It sometimes makes me wonder why so few people seem to draw the connections between stories in the media that cry out to be connected. Here is one example, to do with food:
The price of basic food items could rise by as much as five per cent this year because of miserable weather last autumn, the managing director of Waitrose has warned.
Mark Price said food price inflation is already hovering at three to three and a half per cent, but this is just “the tip of the iceberg” and prices could increase even more dramatically over the coming months.
Produce such as bread and vegetables will become up to five per cent more expensive because of poor crop yields leading to a shortage of supply, he warned.
Many farmers are reporting that they still have not planted crops for 2013 because of the torrential rainfall which caused flooding across parts of Britain late last year.
From the Daily Telegraph.
Then there is this item about the waste of food in some countries:
Today, we produce about four billion metric tonnes of food per annum. Yet due to poor practices in harvesting, storage and transportation, as well as market and consumer wastage, it is estimated that 30–50% (or 1.2–2 billion tonnes) of all food produced never reaches a human stomach. Furthermore, this figure does not reflect the fact that large amounts of land, energy, fertilisers and water have also been lost in the production of foodstuffs which simply end up as waste. This level of wastage is a tragedy that cannot continue if we are to succeed in the challenge of sustainably meeting our future food demands.
Something is wrong with this picture. On the one hand, we are warned that food could be in much more scarce supply, hence the risk of skyrocketing prices; on the other, we produce oodles of the stuff and yet are wasting it, in various ways (poor storage, silly bureaucratic rules about sell-by dates, lack of basic knowledge about cooking, the ease of throwing out food rubbish.) It seems to me that inasmuch as there is a genuine problem, it is that we don’t have a full free market in food. If those who talk in horror about rich Westerners chucking out half-eaten meals really are disgusted by this, how much more disgusting are policies such as EU payments to farmers not to produce food under what is called “set aside”? (This is a policy pioneered by that champion of bad economic ideas, FDR, in the 1930s). And tax-subsidies for “biofuels” that distort agriculture markets are another glaring form of waste, surely. (It is also worth bearing in mind that state-subsidised farming is often also the most destructive from a sustainability point of view; the European Common Agricultural Policy saw the use of modern fertilisers and pesticides increase significantly).
If food prices rise due to a natural shift in the supply-demand imbalance, rather than due to the distortions of the State, then we wasteful Westerners will have to relearn some old habits, whether it be never leaving food on a plate and wise storage of our food. And just to finish on this thought: how much more severe would our shortages be, if, instead of being able to tap into a global supply of food, we had to rely on purely “local” produce, as the “locavores” would have us do?
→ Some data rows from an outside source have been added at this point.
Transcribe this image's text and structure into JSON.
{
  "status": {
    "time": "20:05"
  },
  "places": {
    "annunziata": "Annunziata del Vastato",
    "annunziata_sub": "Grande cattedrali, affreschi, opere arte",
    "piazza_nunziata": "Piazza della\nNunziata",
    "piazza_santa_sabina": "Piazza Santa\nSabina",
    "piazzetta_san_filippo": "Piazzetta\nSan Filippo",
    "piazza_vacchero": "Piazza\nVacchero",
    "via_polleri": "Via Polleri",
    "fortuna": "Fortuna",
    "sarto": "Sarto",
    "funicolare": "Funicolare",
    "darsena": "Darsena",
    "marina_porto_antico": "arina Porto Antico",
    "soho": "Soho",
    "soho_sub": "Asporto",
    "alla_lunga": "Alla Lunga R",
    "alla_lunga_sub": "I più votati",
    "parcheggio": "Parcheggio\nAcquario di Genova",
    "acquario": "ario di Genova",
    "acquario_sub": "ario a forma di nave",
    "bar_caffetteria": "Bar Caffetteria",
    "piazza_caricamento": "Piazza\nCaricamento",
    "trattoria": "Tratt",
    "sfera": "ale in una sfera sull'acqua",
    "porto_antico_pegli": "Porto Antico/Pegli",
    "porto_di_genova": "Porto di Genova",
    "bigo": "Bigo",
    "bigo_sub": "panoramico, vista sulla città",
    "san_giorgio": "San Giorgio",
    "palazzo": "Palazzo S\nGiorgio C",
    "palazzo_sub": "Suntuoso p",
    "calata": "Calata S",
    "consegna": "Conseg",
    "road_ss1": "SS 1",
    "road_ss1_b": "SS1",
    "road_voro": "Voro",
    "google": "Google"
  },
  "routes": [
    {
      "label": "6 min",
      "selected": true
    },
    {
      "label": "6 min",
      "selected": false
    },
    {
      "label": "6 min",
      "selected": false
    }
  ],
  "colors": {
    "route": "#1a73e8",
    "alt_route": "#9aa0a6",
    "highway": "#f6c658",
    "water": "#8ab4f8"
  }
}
On slightly tangential point, I read that a once-prominent opponent of GM foods has changed his mind and now admits that much of the opposition was not based on honest science and reasoning.